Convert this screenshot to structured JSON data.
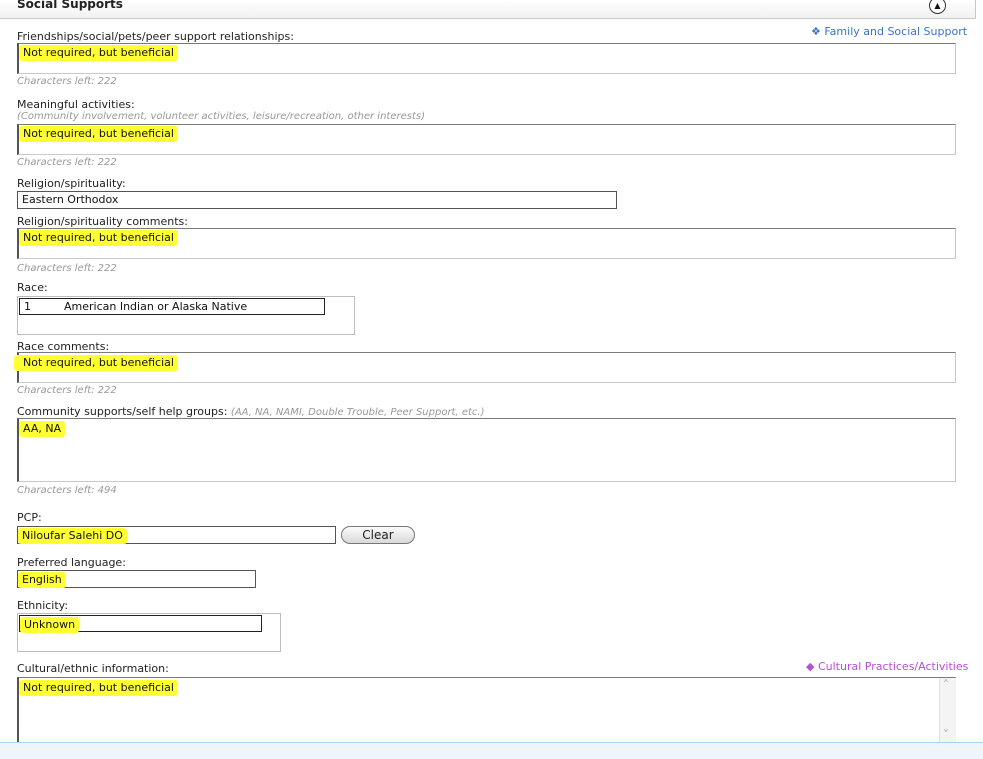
{
  "section": {
    "title": "Social Supports",
    "collapse_icon": "▲"
  },
  "links": {
    "family_social_support": "❖ Family and Social Support",
    "cultural_practices": "◆ Cultural Practices/Activities"
  },
  "fields": {
    "friendships": {
      "label": "Friendships/social/pets/peer support relationships:",
      "value": "Not required, but beneficial",
      "chars_left": "Characters left:  222"
    },
    "meaningful_activities": {
      "label": "Meaningful activities:",
      "hint": "(Community involvement, volunteer activities, leisure/recreation, other interests)",
      "value": "Not required, but beneficial",
      "chars_left": "Characters left:  222"
    },
    "religion": {
      "label": "Religion/spirituality:",
      "value": "Eastern Orthodox"
    },
    "religion_comments": {
      "label": "Religion/spirituality comments:",
      "value": "Not required, but beneficial",
      "chars_left": "Characters left:  222"
    },
    "race": {
      "label": "Race:",
      "rows": [
        {
          "code": "1",
          "name": "American Indian or Alaska Native"
        }
      ]
    },
    "race_comments": {
      "label": "Race comments:",
      "value": "Not required, but beneficial",
      "chars_left": "Characters left:  222"
    },
    "community_supports": {
      "label": "Community supports/self help groups:",
      "hint": "(AA, NA, NAMI, Double Trouble, Peer Support, etc.)",
      "value": "AA, NA",
      "chars_left": "Characters left:  494"
    },
    "pcp": {
      "label": "PCP:",
      "value": "Niloufar Salehi DO",
      "clear_label": "Clear"
    },
    "preferred_language": {
      "label": "Preferred language:",
      "value": "English"
    },
    "ethnicity": {
      "label": "Ethnicity:",
      "value": "Unknown"
    },
    "cultural_info": {
      "label": "Cultural/ethnic information:",
      "value": "Not required, but beneficial",
      "scroll_up": "˄",
      "scroll_down": "˅"
    }
  },
  "colors": {
    "highlight": "#ffff33",
    "link_blue": "#3a74c8",
    "link_purple": "#b44fd6"
  }
}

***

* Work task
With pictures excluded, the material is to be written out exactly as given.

* Result for this task
Convert this screenshot to structured JSON data.
{
  "section": {
    "title": "Social Supports",
    "collapse_icon": "▲"
  },
  "links": {
    "family_social_support": "❖ Family and Social Support",
    "cultural_practices": "◆ Cultural Practices/Activities"
  },
  "fields": {
    "friendships": {
      "label": "Friendships/social/pets/peer support relationships:",
      "value": "Not required, but beneficial",
      "chars_left": "Characters left:  222"
    },
    "meaningful_activities": {
      "label": "Meaningful activities:",
      "hint": "(Community involvement, volunteer activities, leisure/recreation, other interests)",
      "value": "Not required, but beneficial",
      "chars_left": "Characters left:  222"
    },
    "religion": {
      "label": "Religion/spirituality:",
      "value": "Eastern Orthodox"
    },
    "religion_comments": {
      "label": "Religion/spirituality comments:",
      "value": "Not required, but beneficial",
      "chars_left": "Characters left:  222"
    },
    "race": {
      "label": "Race:",
      "rows": [
        {
          "code": "1",
          "name": "American Indian or Alaska Native"
        }
      ]
    },
    "race_comments": {
      "label": "Race comments:",
      "value": "Not required, but beneficial",
      "chars_left": "Characters left:  222"
    },
    "community_supports": {
      "label": "Community supports/self help groups:",
      "hint": "(AA, NA, NAMI, Double Trouble, Peer Support, etc.)",
      "value": "AA, NA",
      "chars_left": "Characters left:  494"
    },
    "pcp": {
      "label": "PCP:",
      "value": "Niloufar Salehi DO",
      "clear_label": "Clear"
    },
    "preferred_language": {
      "label": "Preferred language:",
      "value": "English"
    },
    "ethnicity": {
      "label": "Ethnicity:",
      "value": "Unknown"
    },
    "cultural_info": {
      "label": "Cultural/ethnic information:",
      "value": "Not required, but beneficial",
      "scroll_up": "˄",
      "scroll_down": "˅"
    }
  },
  "colors": {
    "highlight": "#ffff33",
    "link_blue": "#3a74c8",
    "link_purple": "#b44fd6"
  }
}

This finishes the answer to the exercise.